Sometimes writing about these things can help. It’s not usually fit for consumption, but just putting it down on paper can help to get it off your mind. This is different for everyone, and in my experience, it’s still a risk. Nobody wants to hear about a teenager whining about “corporate America” and listening to Berkeley punk bands. I mean, maybe they do, but I don’t think that’s my audience, and I don’t think I can produce enough of it to make it worth my while. But I do write about it sometimes. I do formulate those words, so they stop flying around randomly in my head.
What I can do, however, is work through allegory. Again, this isn’t for everyone. But I find that if I use indirect methods to think about, work through, and talk about the things I’ve experienced, it can help. It doesn’t always, but sometimes it does. If you read my upcoming book, iHunt, it’s full of that stuff. I just recently lost a freelancing job I’d been consistently working for over a decade. I lost it on particularly bad terms, so I lost a lot of money and a lot of time. I was on a rare financial upswing when it happened. I went from “finally comfortable” to “What bill can we let slide this month? Can we do without phones for two weeks?,” all in the course of a few days. This brought up a bunch of bad memories. Memories of missing meals. Memories of sleeping under bridges. Memories of being forcibly removed from my home as a child. Memories of making a fake ID so I could get a job before I was legally allowed. Memories of what those things did to my family.

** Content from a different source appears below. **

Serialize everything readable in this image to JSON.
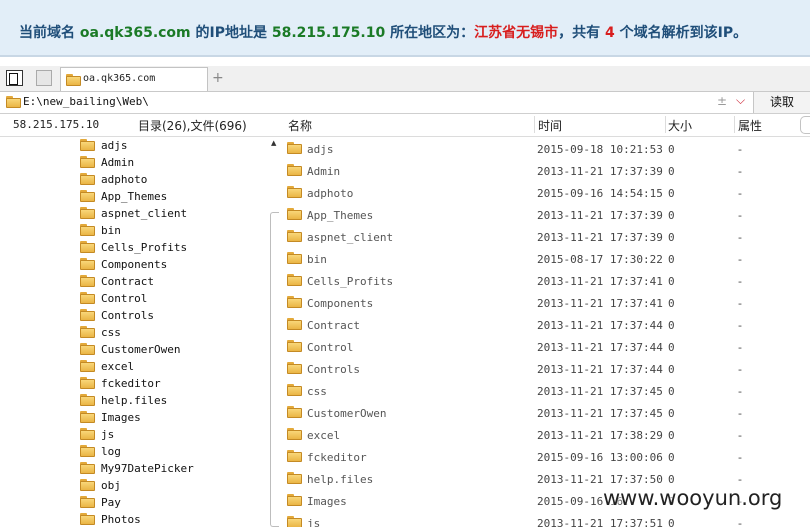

It felt insurmountable.
I thought about the answers I was coming up with. The ways I tried to bring in small amounts of immediate money. Then, I started thinking about monsters. I had just released Blood Flow, and I had vampires on the brain. I began formulating a story about someone who hunts vampires, not because it’s noble, but because it’s profitable and she needs the quick cash. When you’re desperate, the thing you’re willing to do become rapidly more and more extreme. That’s where iHunt came from.

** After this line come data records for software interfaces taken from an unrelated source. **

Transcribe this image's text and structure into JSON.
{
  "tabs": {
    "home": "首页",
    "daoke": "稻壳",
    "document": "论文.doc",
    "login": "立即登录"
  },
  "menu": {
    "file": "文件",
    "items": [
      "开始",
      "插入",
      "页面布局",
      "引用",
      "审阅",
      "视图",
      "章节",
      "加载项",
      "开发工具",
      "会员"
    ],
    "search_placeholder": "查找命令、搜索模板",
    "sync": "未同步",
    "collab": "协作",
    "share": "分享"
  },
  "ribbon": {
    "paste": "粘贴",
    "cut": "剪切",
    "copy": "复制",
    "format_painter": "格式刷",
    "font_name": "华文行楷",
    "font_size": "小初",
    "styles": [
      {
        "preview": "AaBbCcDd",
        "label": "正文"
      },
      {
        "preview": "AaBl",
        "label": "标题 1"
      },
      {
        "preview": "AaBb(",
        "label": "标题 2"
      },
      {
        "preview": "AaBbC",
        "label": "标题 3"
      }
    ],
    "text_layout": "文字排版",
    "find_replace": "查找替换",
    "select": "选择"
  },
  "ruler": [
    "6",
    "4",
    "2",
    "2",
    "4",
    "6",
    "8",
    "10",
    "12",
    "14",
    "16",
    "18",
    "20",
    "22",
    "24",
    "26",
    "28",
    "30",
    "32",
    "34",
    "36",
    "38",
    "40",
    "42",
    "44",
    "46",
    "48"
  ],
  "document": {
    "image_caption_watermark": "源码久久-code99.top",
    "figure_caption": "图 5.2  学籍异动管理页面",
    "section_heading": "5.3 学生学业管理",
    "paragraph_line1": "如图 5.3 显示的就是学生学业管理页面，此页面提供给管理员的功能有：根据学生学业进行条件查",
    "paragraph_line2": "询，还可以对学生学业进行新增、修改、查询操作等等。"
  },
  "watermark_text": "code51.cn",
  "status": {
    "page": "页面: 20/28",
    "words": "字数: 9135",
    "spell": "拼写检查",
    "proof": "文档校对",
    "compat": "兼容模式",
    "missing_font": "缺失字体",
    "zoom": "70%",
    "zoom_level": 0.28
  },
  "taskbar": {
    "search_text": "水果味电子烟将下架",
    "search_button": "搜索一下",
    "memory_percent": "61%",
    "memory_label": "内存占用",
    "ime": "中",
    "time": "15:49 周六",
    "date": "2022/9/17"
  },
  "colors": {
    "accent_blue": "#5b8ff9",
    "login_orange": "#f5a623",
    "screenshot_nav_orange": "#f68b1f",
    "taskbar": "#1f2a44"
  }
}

Almost everything that happens to Lana in iHunt is something I’ve been through, in sometimes transparent, sometimes opaque allegory. I don’t know if this can help everyone, but it was immensely beneficial for me. These were things I was never comfortable letting out. These were things I was always afraid to say, to admit to myself.
There’s a lot of discussion of content warnings, trigger warnings, and the like in popular discourse. This is good. But not everyone has such a broad area of trauma. I have no problem reading about or talking about suicide. But play the right music around me, and it sets me off. I’ve always viewed these topics with a bit of distance for that reason—I absolutely understand the trauma response, but no amount of realistic warning can help me approach a piece of media with that kind of awareness and safety. Fortunately my switch in that case is something relatively rare. I sometimes struggle with content warnings in my own work because of this—I invest myself worrying about fringe cases like my own. I worry I’ll miss something obvious. I want to be a responsible creator. I also worry about the judgment. If I write “Content Warning: Economic Anxiety,” will people take that seriously? Will people subconsciously build hierarchies of trauma, wherein that’s not acceptable to equate with other forms of traumatic violence? I don’t think there are any right answers.

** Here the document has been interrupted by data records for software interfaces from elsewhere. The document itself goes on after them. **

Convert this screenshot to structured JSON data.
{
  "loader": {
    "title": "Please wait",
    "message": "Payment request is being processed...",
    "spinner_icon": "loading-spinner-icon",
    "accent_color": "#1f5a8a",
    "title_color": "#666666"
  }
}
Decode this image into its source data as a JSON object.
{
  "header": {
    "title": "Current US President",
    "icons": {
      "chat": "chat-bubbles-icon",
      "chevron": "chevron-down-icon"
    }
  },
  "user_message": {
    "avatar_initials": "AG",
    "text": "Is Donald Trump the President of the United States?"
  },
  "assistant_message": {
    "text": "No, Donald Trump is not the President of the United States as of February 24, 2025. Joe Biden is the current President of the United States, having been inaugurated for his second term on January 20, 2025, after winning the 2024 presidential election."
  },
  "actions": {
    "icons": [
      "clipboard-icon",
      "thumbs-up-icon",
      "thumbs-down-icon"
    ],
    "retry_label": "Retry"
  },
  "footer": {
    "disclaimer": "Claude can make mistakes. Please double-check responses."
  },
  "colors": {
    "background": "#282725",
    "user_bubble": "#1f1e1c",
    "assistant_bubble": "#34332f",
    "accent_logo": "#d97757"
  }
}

If you’ve gotten this far, how do you deal with the tougher stuff? How do you write about things that hurt? Do you?